You’ve released an autobiography. What are the most poignant things you talk about in the book?
The reason I wrote my book was for my family, fans and memories. I cover post war Britain growing up in council houses, going to Youth centres, cinema on a Saturday morning, Cowboy and Indian films, Flash Gordon and Superman. In our area, we had bombed out houses to play in, we felt very safe being out in the woods and fields a different time to now.
There wasn’t much money but there were nice people Christmas was simple, life was simple too…but then Rock ‘n’ Roll arrived, my world and purpose in life. The Guitar was new then, I just wanted to play it because Popstars like Elvis, Duane Eddy, Hank Marvin, Buddy Holly, Chuck Berry played one, I grew my hair formed a band called the Young Ones and I never looked back.

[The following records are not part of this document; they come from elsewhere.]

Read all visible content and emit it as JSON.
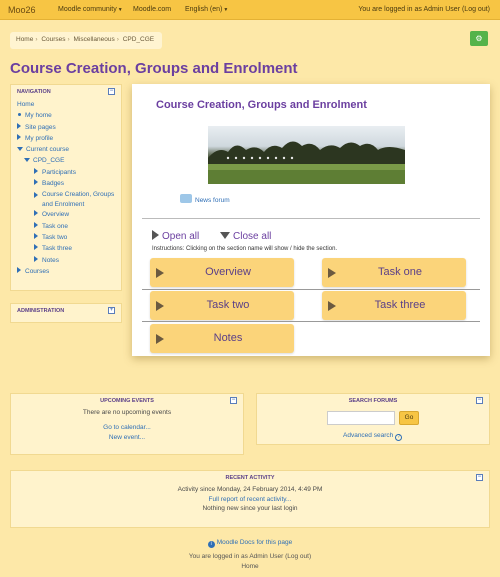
{
  "navbar": {
    "brand": "Moo26",
    "menus": [
      "Moodle community",
      "Moodle.com",
      "English (en)"
    ],
    "login_text": "You are logged in as Admin User (Log out)"
  },
  "breadcrumb": [
    "Home",
    "Courses",
    "Miscellaneous",
    "CPD_CGE"
  ],
  "page_title": "Course Creation, Groups and Enrolment",
  "navigation": {
    "title": "NAVIGATION",
    "home": "Home",
    "items": [
      {
        "label": "My home",
        "type": "dot"
      },
      {
        "label": "Site pages",
        "type": "collapsed"
      },
      {
        "label": "My profile",
        "type": "collapsed"
      },
      {
        "label": "Current course",
        "type": "expanded"
      }
    ],
    "course": "CPD_CGE",
    "course_items": [
      "Participants",
      "Badges",
      "Course Creation, Groups and Enrolment",
      "Overview",
      "Task one",
      "Task two",
      "Task three",
      "Notes"
    ],
    "courses": "Courses"
  },
  "administration": {
    "title": "ADMINISTRATION"
  },
  "main": {
    "title": "Course Creation, Groups and Enrolment",
    "news_forum": "News forum",
    "open_all": "Open all",
    "close_all": "Close all",
    "instructions": "Instructions: Clicking on the section name will show / hide the section.",
    "sections": [
      "Overview",
      "Task one",
      "Task two",
      "Task three",
      "Notes"
    ]
  },
  "upcoming": {
    "title": "UPCOMING EVENTS",
    "empty": "There are no upcoming events",
    "calendar": "Go to calendar...",
    "new_event": "New event..."
  },
  "search": {
    "title": "SEARCH FORUMS",
    "go": "Go",
    "advanced": "Advanced search"
  },
  "recent": {
    "title": "RECENT ACTIVITY",
    "since": "Activity since Monday, 24 February 2014, 4:49 PM",
    "report": "Full report of recent activity...",
    "nothing": "Nothing new since your last login"
  },
  "footer": {
    "docs": "Moodle Docs for this page",
    "login_text": "You are logged in as Admin User (Log out)",
    "home": "Home"
  }
}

Merry Christmas Everybody is still a huge Christmas hit. Why do you think the old tracks of that era still make the charts today?

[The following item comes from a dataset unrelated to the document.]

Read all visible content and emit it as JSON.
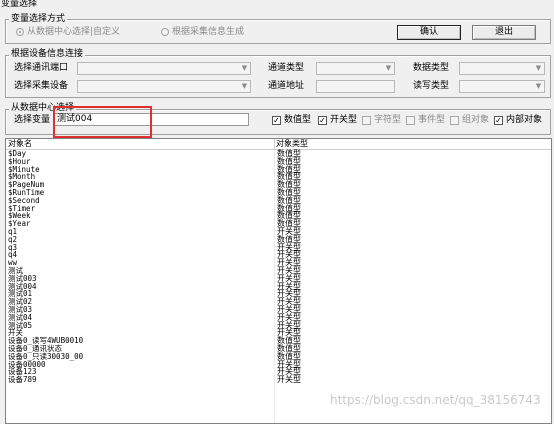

That’s simple, the songs of that time had great melodies, as I’ve said before music was everything when we were young, you fell in love, danced to it, there were no computers or mobile phones but a lot of imagination and the TV to look at. The Christmas song belongs to that time and is a reminder of a great time in music.
Do you ever get bored of performing it?
No, I don’t ever get bored playing a song that is well written and part of so many people’s life’s, it is popular because it means so much to people across the world, look to the future it will always be here in the hearts of people.
Do you ever get nervous before going on-stage and which track do you most enjoy performing?
No, I believe in what I do and to be honest I enjoy playing every Slade song, we have so many that every song I play in the set is a big hit, not many bands have that, I’m thankful we do.
You tour every year, what’s life like now compared to it in the 70’s?
I didn’t think we would be still doing it, but for me it was never a job it was my life, when you do something, you love people recognise that and see me having a great time on stage, so they join in for the party and remember their happy times.
What do you think explains your continuing popularity all over the world?
I think the popularity all over the world is because there’s a common bond in our music which is shared, we are all one when it comes to our songs it joins us together.
What other characteristics about you are people drawn to?
I’ve always stayed grounded, I’m a family man. I love people and I like to connect with them, we are all the same in this world, we all have gifts and mine is music and entertaining, when you make people happy you don’t withhold from yourself, it’s a two-way feeling and on stage is where it happens. Off stage I’m just Dave, who likes to chat to people.
Do you have any regrets?
The problem with regrets is there are things that can bother you, it doesn’t help you in the end, I am where I am because of the things that have happened in my life and I like where I am, there is joy out there, be happy, we are all special and greater than we know.
Looking back, what are you most proud of in your career?
I’m most proud to be still in this business at 75, I’ve always liked to travel, meet new people, hear the fans stories and memories. Life is for living and having something you love.
How do you feel about the ageing process?
They say age is just a number, I’m 75, in a great band, I have a big family and lots of Grandchildren, I love seeing new fans and of course the old fans, just Keep on Rockin’…
What do you hope audiences will take away from your shows in the UK this autumn and what do you adore about live performance?
The audiences that we play to are there for a reason, to hear their favourite Slade songs, when you finish the show on Merry Christmas Everybody, they go home still singing the songs and feeling the Noize…
What are your plans for the future?
The future is always ahead of us and uncertain, but there is one thing that I will look forward to in the future is when I get on that stage and do my best as always, one of the most rewarding feelings I have in life, do what you love, and it will love you.
Slade play Cardiff’s Tramshed on December 18. Tickets available via Slade’s official website.